Senior partner, Goodman Derrick, London

The academic aspect of legal training has improved dramatically over the last 40 years because access to textbooks during exams means students no longer have to spend interminable hours trying to memorise case names.

My mid-1970s training at the College of Law at Lancaster Gate was directed exclusively towards the law and ignored entirely what was required to be a competent solicitor.

My articles at Goodman Derrick was a very interesting time. The trainees were not allocated to a particular partner, or even to a department, but were called upon randomly to assist whichever partner needed help at any one time. It meant that we were working in all practice areas simultaneously. A good way to learn but probably not best practice.

Lord Goodman was a towering presence in those days. I benefited enormously from both his wisdom and his willingness to permit me to meet his extraordinary clients.

The hardest set of challenges is probably surviving my articles without losing my sense of humour. And not missing a Chelsea home match in the 41 years I’ve been at Goodman Derrick because of work commitments. I recently flew over Stamford Bridge on a delayed flight to Heathrow and, because the floodlights were on, realised I was going to miss the kick-off for an evening match. Public transport enabled me to get to the ground quickly enough to miss only the first 10 minutes.  

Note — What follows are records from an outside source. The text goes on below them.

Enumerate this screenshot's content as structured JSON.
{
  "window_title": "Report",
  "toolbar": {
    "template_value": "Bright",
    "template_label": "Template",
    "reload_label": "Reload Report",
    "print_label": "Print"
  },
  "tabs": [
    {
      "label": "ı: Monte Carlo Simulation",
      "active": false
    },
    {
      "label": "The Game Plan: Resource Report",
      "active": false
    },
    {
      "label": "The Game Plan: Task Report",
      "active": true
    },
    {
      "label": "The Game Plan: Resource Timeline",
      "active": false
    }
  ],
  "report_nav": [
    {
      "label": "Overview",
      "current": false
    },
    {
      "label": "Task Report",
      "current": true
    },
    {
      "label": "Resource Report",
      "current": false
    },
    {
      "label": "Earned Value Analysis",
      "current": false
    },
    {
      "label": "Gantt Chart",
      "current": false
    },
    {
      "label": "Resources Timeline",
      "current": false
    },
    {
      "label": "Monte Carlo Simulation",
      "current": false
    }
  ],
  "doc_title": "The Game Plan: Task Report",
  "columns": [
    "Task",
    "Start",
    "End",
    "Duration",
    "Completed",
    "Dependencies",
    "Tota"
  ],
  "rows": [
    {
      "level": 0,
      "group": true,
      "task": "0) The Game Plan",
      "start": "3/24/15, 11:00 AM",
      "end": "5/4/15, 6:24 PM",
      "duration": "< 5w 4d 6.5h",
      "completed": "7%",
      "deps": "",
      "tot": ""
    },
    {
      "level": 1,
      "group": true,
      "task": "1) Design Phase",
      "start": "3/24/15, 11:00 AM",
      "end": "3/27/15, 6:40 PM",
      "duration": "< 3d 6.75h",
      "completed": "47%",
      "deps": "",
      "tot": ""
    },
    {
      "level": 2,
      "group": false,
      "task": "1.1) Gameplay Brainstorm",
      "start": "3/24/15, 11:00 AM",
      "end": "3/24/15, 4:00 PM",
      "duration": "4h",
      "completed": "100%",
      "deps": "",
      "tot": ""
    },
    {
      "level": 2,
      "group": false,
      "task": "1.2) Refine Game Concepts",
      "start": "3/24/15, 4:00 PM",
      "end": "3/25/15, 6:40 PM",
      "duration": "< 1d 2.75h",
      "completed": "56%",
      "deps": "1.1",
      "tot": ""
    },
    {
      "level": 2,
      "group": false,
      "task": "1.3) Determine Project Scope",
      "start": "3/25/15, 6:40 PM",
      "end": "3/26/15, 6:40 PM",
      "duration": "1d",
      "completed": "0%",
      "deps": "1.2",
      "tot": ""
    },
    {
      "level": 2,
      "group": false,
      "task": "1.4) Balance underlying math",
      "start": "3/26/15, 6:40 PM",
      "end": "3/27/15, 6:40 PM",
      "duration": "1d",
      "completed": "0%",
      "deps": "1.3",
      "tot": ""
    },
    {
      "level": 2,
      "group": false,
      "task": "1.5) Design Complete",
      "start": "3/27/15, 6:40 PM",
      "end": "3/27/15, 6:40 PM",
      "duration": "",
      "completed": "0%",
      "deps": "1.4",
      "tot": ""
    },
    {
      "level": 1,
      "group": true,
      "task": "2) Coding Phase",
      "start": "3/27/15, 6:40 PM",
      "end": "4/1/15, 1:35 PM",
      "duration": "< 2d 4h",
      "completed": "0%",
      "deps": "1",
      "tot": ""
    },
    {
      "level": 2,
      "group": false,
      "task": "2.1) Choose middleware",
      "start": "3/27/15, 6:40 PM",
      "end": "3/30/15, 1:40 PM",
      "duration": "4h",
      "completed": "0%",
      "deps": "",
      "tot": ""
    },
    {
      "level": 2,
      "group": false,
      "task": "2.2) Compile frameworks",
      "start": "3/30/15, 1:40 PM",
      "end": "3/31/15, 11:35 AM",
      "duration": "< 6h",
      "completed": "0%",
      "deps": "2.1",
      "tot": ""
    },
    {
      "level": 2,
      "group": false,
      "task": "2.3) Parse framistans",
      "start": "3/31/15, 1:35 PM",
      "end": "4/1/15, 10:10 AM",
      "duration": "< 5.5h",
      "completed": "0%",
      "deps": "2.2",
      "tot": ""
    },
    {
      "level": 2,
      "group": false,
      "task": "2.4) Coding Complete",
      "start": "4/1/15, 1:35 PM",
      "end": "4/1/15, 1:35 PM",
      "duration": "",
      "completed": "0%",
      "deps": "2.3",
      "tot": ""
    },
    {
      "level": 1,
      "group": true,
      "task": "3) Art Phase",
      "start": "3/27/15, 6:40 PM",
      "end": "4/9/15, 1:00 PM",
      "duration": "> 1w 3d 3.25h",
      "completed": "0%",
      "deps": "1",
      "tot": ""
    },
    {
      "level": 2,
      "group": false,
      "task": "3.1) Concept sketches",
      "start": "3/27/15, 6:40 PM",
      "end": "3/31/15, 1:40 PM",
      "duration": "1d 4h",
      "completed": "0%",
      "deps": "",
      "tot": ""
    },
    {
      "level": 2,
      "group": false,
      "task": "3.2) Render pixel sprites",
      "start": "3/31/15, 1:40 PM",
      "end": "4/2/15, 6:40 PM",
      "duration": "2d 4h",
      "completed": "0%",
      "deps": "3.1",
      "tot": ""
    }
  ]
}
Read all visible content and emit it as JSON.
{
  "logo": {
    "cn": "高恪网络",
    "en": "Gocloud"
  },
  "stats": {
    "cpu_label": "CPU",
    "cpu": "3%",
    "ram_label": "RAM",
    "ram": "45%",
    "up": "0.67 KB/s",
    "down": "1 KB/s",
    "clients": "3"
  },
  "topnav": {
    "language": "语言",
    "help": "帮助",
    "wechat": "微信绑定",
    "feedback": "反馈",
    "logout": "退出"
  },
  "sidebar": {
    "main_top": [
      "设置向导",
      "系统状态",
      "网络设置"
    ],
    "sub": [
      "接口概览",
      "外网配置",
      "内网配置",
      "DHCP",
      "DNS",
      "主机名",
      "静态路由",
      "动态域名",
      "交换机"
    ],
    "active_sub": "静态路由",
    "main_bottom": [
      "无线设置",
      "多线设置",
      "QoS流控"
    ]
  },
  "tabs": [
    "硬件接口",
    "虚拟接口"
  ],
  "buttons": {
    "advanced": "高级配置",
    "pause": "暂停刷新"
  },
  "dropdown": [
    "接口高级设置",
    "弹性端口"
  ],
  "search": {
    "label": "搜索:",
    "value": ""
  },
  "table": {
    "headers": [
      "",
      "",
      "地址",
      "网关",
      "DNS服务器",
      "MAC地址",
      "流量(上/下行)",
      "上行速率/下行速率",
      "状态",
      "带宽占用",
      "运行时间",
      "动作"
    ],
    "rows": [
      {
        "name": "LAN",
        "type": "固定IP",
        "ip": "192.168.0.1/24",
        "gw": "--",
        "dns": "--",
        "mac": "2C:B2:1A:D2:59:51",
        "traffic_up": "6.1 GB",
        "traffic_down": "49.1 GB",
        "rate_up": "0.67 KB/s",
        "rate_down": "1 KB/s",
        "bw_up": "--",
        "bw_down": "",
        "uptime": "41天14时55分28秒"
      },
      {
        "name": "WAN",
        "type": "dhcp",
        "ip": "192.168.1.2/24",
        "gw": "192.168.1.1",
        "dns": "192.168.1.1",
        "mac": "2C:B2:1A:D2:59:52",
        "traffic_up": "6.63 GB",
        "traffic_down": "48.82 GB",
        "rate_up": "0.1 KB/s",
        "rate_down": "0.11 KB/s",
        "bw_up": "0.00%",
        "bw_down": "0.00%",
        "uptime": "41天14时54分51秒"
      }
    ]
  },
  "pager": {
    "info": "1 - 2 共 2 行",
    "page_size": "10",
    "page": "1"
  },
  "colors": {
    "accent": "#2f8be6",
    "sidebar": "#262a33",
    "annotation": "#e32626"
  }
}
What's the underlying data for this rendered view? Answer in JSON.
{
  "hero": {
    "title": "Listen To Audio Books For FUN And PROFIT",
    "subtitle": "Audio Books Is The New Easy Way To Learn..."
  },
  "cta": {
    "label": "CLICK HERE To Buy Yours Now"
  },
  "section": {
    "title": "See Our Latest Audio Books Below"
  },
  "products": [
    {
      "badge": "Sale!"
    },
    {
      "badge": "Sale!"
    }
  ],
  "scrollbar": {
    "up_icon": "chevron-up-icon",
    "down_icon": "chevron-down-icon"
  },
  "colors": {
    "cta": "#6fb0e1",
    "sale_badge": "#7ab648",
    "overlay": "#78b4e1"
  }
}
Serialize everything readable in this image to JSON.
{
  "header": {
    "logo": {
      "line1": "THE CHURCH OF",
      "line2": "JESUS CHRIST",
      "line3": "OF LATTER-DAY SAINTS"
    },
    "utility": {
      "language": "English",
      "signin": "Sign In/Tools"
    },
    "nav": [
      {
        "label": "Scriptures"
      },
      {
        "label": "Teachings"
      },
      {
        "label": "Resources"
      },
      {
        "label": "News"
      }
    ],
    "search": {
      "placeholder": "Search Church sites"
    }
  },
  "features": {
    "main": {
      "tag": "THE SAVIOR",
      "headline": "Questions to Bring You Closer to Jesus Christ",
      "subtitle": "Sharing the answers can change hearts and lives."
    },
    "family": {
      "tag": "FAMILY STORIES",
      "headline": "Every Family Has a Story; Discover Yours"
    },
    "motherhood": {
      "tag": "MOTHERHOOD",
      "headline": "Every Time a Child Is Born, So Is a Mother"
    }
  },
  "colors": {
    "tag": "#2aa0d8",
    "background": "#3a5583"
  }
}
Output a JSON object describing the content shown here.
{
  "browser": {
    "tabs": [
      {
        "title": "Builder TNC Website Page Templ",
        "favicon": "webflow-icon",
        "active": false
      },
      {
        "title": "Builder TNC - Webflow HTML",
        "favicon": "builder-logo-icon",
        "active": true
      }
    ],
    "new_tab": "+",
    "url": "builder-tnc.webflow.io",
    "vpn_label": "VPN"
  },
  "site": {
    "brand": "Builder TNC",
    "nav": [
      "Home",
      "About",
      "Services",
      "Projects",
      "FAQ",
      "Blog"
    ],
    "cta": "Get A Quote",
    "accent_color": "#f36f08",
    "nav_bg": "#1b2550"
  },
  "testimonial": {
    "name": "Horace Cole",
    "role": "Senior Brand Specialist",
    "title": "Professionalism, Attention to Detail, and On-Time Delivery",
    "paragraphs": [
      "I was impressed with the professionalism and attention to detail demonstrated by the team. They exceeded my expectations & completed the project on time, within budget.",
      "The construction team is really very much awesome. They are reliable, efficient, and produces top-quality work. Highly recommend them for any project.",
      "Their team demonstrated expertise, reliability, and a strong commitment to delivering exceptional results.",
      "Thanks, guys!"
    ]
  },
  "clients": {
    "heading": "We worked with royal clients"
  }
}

I’ve been very fortunate to work with many clients who have subsequently become friends. It was very rewarding to work on the Who Wants to be a Millionaire ‘coughing major’ case, particularly as it saved my client £1m. I even secured a passing mention in the Daily Mirror.

I would like to think that my experience of people’s travails has helped me to offer guidance to my children on the rare occasions when they have approached me for advice.  Certainly the family work I’ve done has given an insight into the reasons why relationships fail. That has taught me lessons I’ve tried to use for my own personal benefit as well as for other clients and friends.

My least favourite law is Withdrawal from the European Union (Article 50) Bill. Its not law yet, but I fear it will be very soon.

The reputation of the profession has taken a fearful battering in the last 10 years but we only have ourselves to blame. I do not anticipate that the loss of public trust will ever be restored.

The public would have been much better served had the government and judiciary dedicated the same level of energy and resources to improving the court service as they have to attacking solicitors’ costs.

Electronic communications with clients, counsel and other solicitors have had a huge impact on the speed with which decisions are made. Sadly, the courts have not kept up.